The software company did not provide further explanation but it would seem SAP is caught between two hard facts.
One is that while its cloud and maintenance businesses are growing they remain relatively small compared to SAP’s main business of on-premises software.
That on-premises software engine is continuing to slow down – while cloud subscriptions and support reported a 66 per cent jump to €209m ($285m) for the fourth quarter from 1 October to 31 December and software and cloud subscriptions were up two per cent to €2.10bn ($2.87bn), on-prem software shrank two per cent to €1.90bn ($2.6bn).
New software hasn't been the largest part of SAP's business for some time, but less new software means less to support in the long term. 2017 should buy more time for more customers to tick over into maintenance mode.

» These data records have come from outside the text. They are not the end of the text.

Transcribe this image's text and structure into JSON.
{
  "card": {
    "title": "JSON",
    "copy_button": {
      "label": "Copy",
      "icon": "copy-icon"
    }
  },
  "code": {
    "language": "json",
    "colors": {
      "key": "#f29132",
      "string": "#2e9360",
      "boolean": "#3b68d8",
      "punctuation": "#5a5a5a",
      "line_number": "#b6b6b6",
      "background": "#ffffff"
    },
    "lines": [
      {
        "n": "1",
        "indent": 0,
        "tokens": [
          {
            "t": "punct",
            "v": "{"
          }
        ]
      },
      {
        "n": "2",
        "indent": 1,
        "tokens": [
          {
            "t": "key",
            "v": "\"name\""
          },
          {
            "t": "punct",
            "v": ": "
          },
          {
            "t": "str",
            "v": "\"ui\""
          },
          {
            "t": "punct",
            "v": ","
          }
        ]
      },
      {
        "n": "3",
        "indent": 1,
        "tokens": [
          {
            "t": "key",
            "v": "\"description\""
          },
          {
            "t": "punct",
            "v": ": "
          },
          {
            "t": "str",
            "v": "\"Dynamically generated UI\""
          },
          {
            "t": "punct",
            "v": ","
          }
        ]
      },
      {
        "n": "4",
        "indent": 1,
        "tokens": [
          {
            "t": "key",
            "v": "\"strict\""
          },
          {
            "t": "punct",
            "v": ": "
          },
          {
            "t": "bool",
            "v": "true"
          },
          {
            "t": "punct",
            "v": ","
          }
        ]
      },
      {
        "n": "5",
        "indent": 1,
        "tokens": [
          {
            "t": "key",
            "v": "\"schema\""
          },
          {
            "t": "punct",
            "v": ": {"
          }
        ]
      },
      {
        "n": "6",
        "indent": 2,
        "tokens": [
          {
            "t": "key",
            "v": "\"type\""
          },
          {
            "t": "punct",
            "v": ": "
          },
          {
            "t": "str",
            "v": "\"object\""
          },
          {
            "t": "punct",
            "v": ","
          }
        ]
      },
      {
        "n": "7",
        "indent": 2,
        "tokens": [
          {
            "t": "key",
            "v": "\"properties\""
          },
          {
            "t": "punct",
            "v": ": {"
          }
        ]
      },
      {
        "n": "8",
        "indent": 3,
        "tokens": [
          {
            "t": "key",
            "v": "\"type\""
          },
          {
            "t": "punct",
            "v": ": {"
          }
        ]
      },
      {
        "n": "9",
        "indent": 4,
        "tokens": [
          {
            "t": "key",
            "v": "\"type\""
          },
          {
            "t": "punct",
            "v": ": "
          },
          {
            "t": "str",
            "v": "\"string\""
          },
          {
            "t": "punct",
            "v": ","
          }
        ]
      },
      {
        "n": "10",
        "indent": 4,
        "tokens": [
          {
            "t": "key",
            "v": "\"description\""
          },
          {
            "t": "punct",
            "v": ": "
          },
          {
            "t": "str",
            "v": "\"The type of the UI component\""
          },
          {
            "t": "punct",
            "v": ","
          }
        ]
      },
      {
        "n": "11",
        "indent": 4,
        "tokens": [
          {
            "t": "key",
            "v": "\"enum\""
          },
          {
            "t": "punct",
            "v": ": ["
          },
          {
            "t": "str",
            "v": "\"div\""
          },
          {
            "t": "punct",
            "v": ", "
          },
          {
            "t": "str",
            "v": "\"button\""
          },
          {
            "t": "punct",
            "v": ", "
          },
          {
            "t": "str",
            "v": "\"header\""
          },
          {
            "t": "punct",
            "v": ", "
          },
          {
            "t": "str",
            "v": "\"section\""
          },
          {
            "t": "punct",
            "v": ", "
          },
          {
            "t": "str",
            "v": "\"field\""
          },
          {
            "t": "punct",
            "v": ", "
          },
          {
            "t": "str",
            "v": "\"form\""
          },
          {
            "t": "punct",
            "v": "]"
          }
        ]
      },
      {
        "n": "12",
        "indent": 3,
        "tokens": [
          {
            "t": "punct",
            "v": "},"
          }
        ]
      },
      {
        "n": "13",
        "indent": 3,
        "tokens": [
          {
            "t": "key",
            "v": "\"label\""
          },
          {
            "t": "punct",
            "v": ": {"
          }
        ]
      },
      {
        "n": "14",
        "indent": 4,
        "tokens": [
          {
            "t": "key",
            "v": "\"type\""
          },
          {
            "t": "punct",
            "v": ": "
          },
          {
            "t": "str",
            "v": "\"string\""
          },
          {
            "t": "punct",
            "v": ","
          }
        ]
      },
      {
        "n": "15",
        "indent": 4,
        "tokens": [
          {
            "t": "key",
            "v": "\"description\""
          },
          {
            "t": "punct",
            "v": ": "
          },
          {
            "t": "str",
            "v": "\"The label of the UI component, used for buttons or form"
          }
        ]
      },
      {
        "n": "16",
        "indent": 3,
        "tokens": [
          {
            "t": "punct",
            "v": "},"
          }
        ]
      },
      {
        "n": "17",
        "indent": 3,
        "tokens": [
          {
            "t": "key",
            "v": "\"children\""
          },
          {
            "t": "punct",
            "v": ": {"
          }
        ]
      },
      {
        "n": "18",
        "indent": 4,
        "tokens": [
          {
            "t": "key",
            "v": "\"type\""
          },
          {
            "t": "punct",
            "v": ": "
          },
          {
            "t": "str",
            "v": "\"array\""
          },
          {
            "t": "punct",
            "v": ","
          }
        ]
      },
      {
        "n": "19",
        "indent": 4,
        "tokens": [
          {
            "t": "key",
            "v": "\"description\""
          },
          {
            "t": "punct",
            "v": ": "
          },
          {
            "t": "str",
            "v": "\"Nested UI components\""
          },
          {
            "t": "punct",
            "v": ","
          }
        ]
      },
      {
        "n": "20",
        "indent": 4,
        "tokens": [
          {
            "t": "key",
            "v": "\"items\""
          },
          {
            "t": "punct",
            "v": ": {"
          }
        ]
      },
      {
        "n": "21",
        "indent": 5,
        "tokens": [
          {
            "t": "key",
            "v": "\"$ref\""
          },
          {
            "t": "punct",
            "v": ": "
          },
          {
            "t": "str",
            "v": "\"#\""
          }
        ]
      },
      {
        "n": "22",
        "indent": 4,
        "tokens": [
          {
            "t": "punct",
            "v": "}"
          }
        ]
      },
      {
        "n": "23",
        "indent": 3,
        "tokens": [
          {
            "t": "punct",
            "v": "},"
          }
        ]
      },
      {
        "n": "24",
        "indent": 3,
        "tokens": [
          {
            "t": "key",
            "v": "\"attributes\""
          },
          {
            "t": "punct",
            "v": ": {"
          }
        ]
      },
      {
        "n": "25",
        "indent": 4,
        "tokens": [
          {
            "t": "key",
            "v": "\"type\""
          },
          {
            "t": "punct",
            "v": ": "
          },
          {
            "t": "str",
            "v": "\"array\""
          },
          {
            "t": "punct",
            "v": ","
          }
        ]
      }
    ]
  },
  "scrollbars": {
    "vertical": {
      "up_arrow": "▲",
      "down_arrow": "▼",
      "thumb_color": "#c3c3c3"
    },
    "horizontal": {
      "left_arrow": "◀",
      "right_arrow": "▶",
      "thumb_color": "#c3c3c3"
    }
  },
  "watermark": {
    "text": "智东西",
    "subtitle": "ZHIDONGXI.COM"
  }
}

Software and software related services - maintenance - grew three per cent to €4.37bn ($5.97bn) and six per cent for the year.
It is maintenance SAP was referring to when it talked about “growth in support revenue”.
Expect this figure to swell as more SAP customers go on support thanks to the usual cycles of upgrade inertia, customers park unused licences, or as users start to put more of their ERP or CRM and analytics in the cloud. ®